John Bolton, America's U.N. ambassador during President George W. Bush's administration, once said: "There is no United Nations. There is an international community that occasionally can be led by the only real power in the world, and that's the United States. . . . The [U.N.'s] Secretariat building in New York has 38 stories. If you lost 10 stories today, it wouldn't make a bit of difference."
Some American critics of the U.N. believe involvement in a global body limits America's ability to act in its own best interests.
They also say it's unfair that with dues based on the size of each nation's economy, the U.S. pays nearly one fourth of the U.N. budget (see pie chart)yet the U.S. has no more voting power in the General Assembly than other nations that pay only a fraction as much.
Reflecting such views, in the late 1980s and much of the 1990s, Congress frequently refused to approve payments of large portions of America's U.N. dues.
In 1999, the U.S. began gradually paying what it owed in return for the U.N.'s adopting some changes, such as reducing the U.S. share of dues.
Under President Obama, America's relationship with the U.N. has improved. "We have re-engaged the United Nations," he said in his speech to the General Assembly in 2009. "We have paid our bills."
While he was seeking U.N. support for sanctions on Iran, he sat in as visiting chairman for a day at the Security Council. This not only showed China, Russia, and other nations how sincere he was, but also symbolized his commitment to mending relations with the U.N.
An Updated Security Council?
Plenty of other nations also have issues with the U.N. Many point to the makeup of the Security Council as woefully out of date and unbalanced, reflecting the global power relationships of 65 years ago.

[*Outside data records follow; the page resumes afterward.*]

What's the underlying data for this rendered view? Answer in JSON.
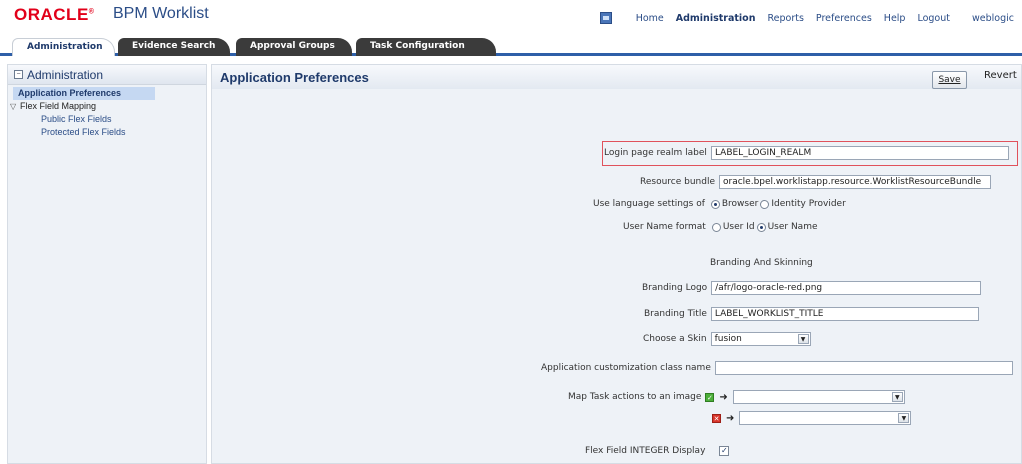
{
  "header": {
    "logo_text": "ORACLE",
    "logo_mark": "®",
    "app_title": "BPM Worklist",
    "nav_icon": "worklist-icon",
    "nav": {
      "home": "Home",
      "administration": "Administration",
      "reports": "Reports",
      "preferences": "Preferences",
      "help": "Help",
      "logout": "Logout",
      "user": "weblogic"
    }
  },
  "tabs": [
    {
      "label": "Administration",
      "active": true
    },
    {
      "label": "Evidence Search",
      "active": false
    },
    {
      "label": "Approval Groups",
      "active": false
    },
    {
      "label": "Task Configuration",
      "active": false
    }
  ],
  "left_panel": {
    "title": "Administration",
    "collapse_icon": "collapse-icon",
    "tree": {
      "app_prefs": "Application Preferences",
      "flex_mapping": "Flex Field Mapping",
      "public_flex": "Public Flex Fields",
      "protected_flex": "Protected Flex Fields"
    }
  },
  "main": {
    "title": "Application Preferences",
    "save_label": "Save",
    "revert_label": "Revert",
    "login_realm": {
      "label": "Login page realm label",
      "value": "LABEL_LOGIN_REALM"
    },
    "resource_bundle": {
      "label": "Resource bundle",
      "value": "oracle.bpel.worklistapp.resource.WorklistResourceBundle"
    },
    "language": {
      "label": "Use language settings of",
      "options": [
        "Browser",
        "Identity Provider"
      ],
      "selected": "Browser"
    },
    "username_format": {
      "label": "User Name format",
      "options": [
        "User Id",
        "User Name"
      ],
      "selected": "User Name"
    },
    "branding_section": "Branding And Skinning",
    "branding_logo": {
      "label": "Branding Logo",
      "value": "/afr/logo-oracle-red.png"
    },
    "branding_title": {
      "label": "Branding Title",
      "value": "LABEL_WORKLIST_TITLE"
    },
    "skin": {
      "label": "Choose a Skin",
      "value": "fusion"
    },
    "customization_class": {
      "label": "Application customization class name",
      "value": ""
    },
    "map_actions": {
      "label": "Map Task actions to an image",
      "approve_value": "",
      "reject_value": ""
    },
    "flex_integer": {
      "label": "Flex Field INTEGER Display",
      "checked": true
    }
  }
}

Why, critics ask, are France and Britain permanent Council members with veto powers, while Japan and Germanynow among the top four economic powers in the world (along with the U.S. and China)are not? What about India, the second-most-populous country on the globe? And why no permanent members from the Southern Hemisphere, when countries like Brazil and South Africa are growing in power and influence in their regions?

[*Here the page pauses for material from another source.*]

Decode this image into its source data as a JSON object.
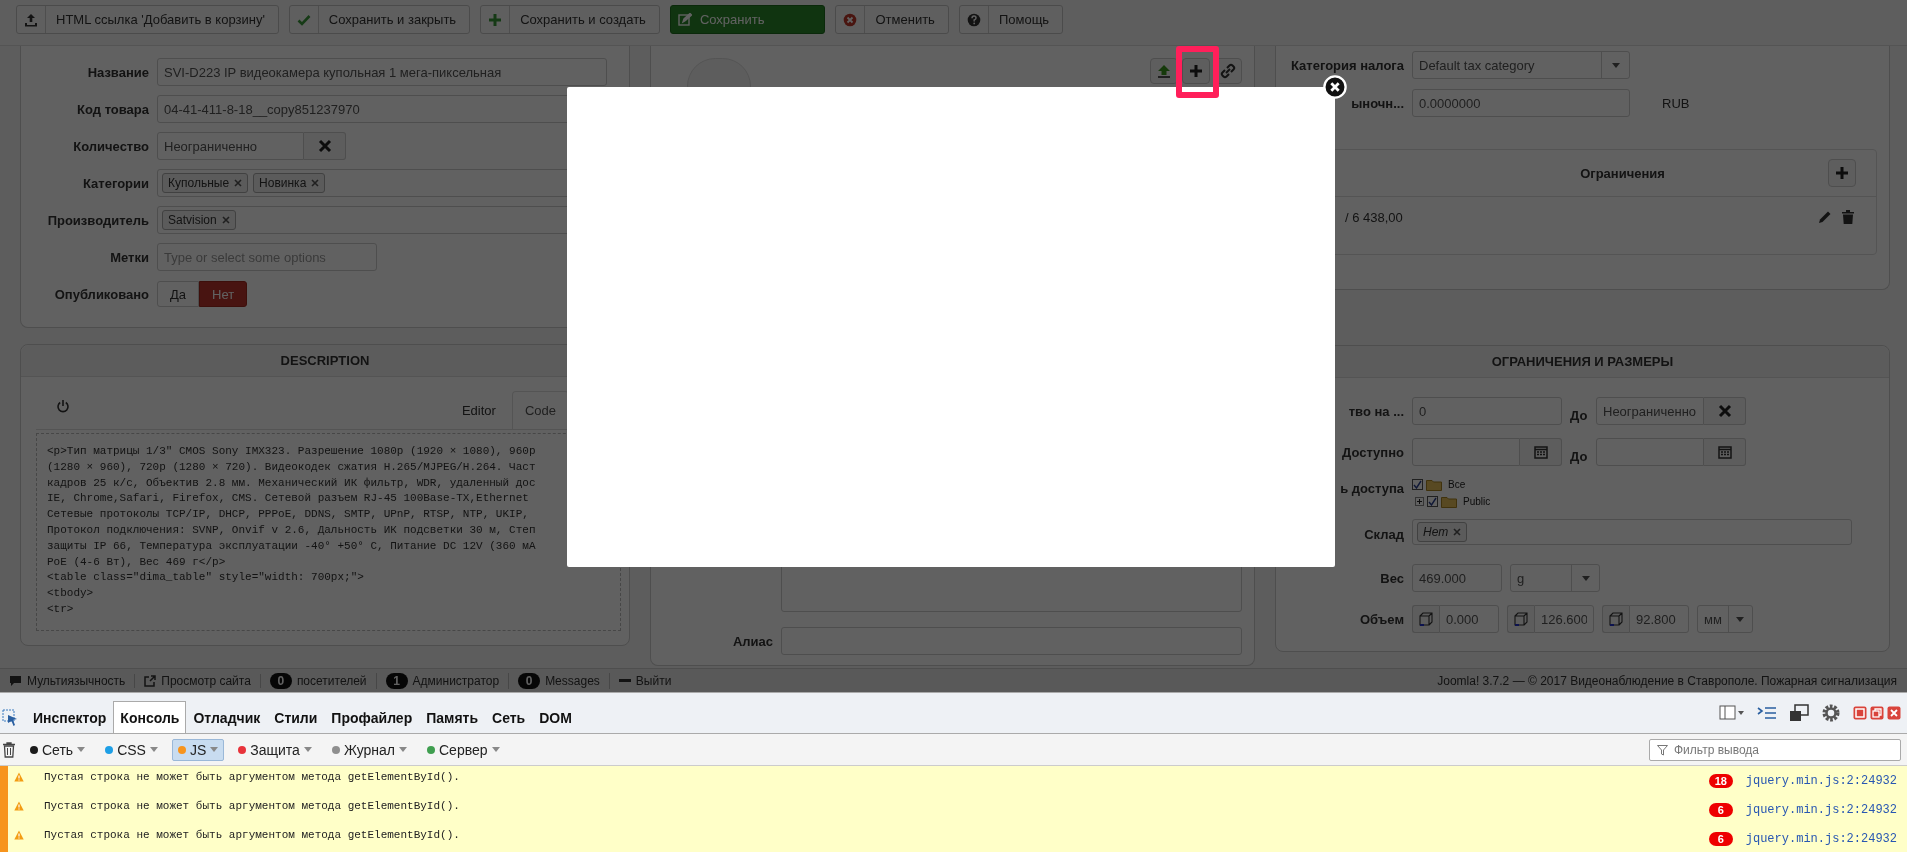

The current Secretary General, Ban Ki-moon of South Korea, has pledged, like some of his predecessors, to make reform a priority. As Secretary General, Ban serves as chief executive of the U.N. He's in charge of a vast bureaucracy called the Secretariat, which administers a worldwide network of offices, councils, commissions, and courts, and 60,000 employees that grapple with social problems and disease, provide education, ensure human rights and justice, protect refugees, and deliver financial aid.
The World Food Program feeds 90 million people a year in 73 countries. The United Nations Children's Fund (UNICEF) has reduced child mortality significantly, and the World Health Organization has orchestrated campaigns that have virtually rid the world of diseases like smallpox, while turning attention to newer scourges like H.I.V., the virus that causes AIDS. The names of other agencies signify their work: the International Atomic Energy Agency; the World Bank; the High Commission on Refugees; the U.N. Environmental Program.
There are many more. Through them, the United Nations has accomplished a great deal. (Emblematic of its achievements are the seven Nobel Peace Prizes awarded to U.N. efforts over the years.)
Still, the U.N. hasn't solved its biggest problem: the inability to find consensus and act effectively to stop war and violence. Recent examples are the killings, mutilations, rapes, and starvation resulting from rebellions and ethnic conflicts in Darfur, Congo, and Somalia.
"Things come to the United Nations that cannot be solved elsewhere. People say, 'Let the U.N. solve it,' " says Warren Hoge of the International Peace Institute in New York. "Just think of how difficult it is to get agreement among a group of friends . . . Try that with 192 countries with vastly different cultures and languages, and you can imagine the problem achieving anything."
But Hoge adds that while the U.N. is far from perfect, "no one has thought up a better alternative."
(The New York Times Upfront, Vol. 143, September 20, 2010)